© 2021

Wiring the Streets, Surfing the Square

Producing Public Space in the Mediated City

  • Articulates an inclusive view of the smart city as a social ecology, rather than from the point of view of technologies, systems or strategies

  • Details the affordances offered by digital technologies and their relevance to urban public spatial practices

  • Presents a theorization of the social dimension of the smart city by incorporating formal, informal, and strategic uses of digital technologies


Part of the The Urban Book Series book series (UBS)

Table of contents

  1. Front Matter
    Pages i-xii
  2. Introduction

    1. Front Matter
      Pages 1-1
    2. Timothy Jachna
      Pages 3-19
  3. Conceptualizing Public Space in the Mediated City

    1. Front Matter
      Pages 21-21
    2. Timothy Jachna
      Pages 39-55
    3. Timothy Jachna
      Pages 57-72
    4. Timothy Jachna
      Pages 93-108
  4. Producing Public Space in the Mediated City

  5. Conclusion

    1. Front Matter
      Pages 209-209
  6. Back Matter
    Pages 227-238

About this book


This book investigates the production of public space in contemporary urban contexts as conditioned by the suffusion of urban life with digital technologies.

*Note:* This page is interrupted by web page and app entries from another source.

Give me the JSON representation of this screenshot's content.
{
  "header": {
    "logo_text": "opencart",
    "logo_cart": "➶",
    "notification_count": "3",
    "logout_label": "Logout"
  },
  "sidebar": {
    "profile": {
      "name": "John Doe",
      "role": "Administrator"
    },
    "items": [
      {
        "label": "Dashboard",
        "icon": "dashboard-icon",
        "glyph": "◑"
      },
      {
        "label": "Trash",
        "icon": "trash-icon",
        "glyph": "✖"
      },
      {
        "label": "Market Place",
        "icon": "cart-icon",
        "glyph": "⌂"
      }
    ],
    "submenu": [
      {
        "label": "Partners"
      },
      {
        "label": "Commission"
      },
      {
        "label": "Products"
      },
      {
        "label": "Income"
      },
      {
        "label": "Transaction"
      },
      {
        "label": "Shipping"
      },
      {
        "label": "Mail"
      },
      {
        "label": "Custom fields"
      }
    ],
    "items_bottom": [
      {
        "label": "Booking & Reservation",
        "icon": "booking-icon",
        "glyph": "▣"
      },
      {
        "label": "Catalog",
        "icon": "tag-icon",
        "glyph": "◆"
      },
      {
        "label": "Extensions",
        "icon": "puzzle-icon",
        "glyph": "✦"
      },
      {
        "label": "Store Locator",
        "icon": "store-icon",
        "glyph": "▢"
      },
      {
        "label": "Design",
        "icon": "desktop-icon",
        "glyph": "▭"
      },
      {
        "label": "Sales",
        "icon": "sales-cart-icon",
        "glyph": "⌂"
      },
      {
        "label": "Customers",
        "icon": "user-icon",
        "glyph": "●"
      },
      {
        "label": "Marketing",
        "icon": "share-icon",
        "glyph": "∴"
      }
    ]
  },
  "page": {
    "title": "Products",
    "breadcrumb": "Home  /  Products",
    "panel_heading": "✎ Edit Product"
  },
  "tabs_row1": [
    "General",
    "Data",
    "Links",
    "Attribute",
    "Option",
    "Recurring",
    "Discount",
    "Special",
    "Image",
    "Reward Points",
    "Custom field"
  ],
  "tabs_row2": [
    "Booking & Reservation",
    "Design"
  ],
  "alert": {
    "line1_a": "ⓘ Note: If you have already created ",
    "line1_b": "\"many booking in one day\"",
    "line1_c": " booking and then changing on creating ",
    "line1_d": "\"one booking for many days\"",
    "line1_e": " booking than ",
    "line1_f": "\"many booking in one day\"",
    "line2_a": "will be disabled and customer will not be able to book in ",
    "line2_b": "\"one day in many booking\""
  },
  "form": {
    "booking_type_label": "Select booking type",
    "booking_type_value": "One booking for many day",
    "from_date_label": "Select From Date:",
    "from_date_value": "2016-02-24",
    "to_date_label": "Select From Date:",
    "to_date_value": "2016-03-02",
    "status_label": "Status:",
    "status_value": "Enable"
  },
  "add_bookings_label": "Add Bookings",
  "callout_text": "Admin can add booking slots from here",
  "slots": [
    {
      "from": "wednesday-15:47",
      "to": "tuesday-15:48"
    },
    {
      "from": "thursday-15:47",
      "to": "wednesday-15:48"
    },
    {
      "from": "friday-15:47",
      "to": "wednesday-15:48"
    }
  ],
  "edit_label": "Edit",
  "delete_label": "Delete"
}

A “social production of technology” approach is taken to frame the digitally-mediated city as a communal social and cultural project. Acknowledging the multivalent and shifting nature of public space and the heterogeneity of the urban actors who form it, the “agency” of these different actors in appropriating digital technologies takes center stage. The dynamics of negotiations between regimes of control and impulses towards freedom and experimentation, the entanglement of the spatial commons and the digital commons, changes in the notions of what constitutes membership in a public or counterpublic, and evolving relationships between the various individuals and groups who share and constitute public space, are all revealed in different actors’ appropriation of digital technologies in the formation of public spaces and the conducting of public life in cities.

The book is divided into two sections. Drawing on classic and contemporary scholars on public space, and on digital culture, Section I explores the implications of the convergence of these bodies of knowledge and lenses of critique and examination on the present urban condition, establishing a conceptual foundation upon which public space discourse is brought to bear on an interrogation of the “wired” or “mediated” city. Structured by the core concepts that underlie Hannah Arendt’s notion of agency in the constitution of the public sphere, Section II is devoted to discussing, and demonstrating through myriad concrete examples, how different “affordances” of digital technologies are implicated in the production of public space and in the interplay between urban governance and control, urban life and citizenship, and urban commodification. The topics in this book are of broad and current international relevance, and will appeal to scholars and students in architecture, urbanism, design, sociology, and digital culture.


Public space and spatial practice Social technologies Affordances of digital technologies Technical, social, and historical developmental perspectives Sensor-focused affordances Locative-focused affordances Urban actors in the mediated city Agency in public space Mediated urban life Mediated urban design urban geography and urbanism

Authors and affiliations

  1. 1.University of CincinnatiCincinnatiUSA

About the authors

Prof. Timothy Jachna is Dean of the College of Design, Architecture, Art, and Planning at the University of Cincinnati. He holds degrees from the University of Illinois at Chicago (BArch), the Architectural Association in London (AADipl), and RMIT University in Melbourne (PhD). He has previously held academic and professional posts in architecture, design and urbanism in Hong Kong, Berlin and Chicago, and has presented and published in disciplines as diverse as urban theory, tourism, digital culture, social innovation, semiotics, participatory design, art, architecture, planning, cybernetics, and human-computer interaction. His recent research and writing focus on psycho-sociological aspects of the planning, design, construction, and inhabitation of urban environments, the future of cities, and digital culture.  

Bibliographic information

Industry Sectors
Oil, Gas & Geosciences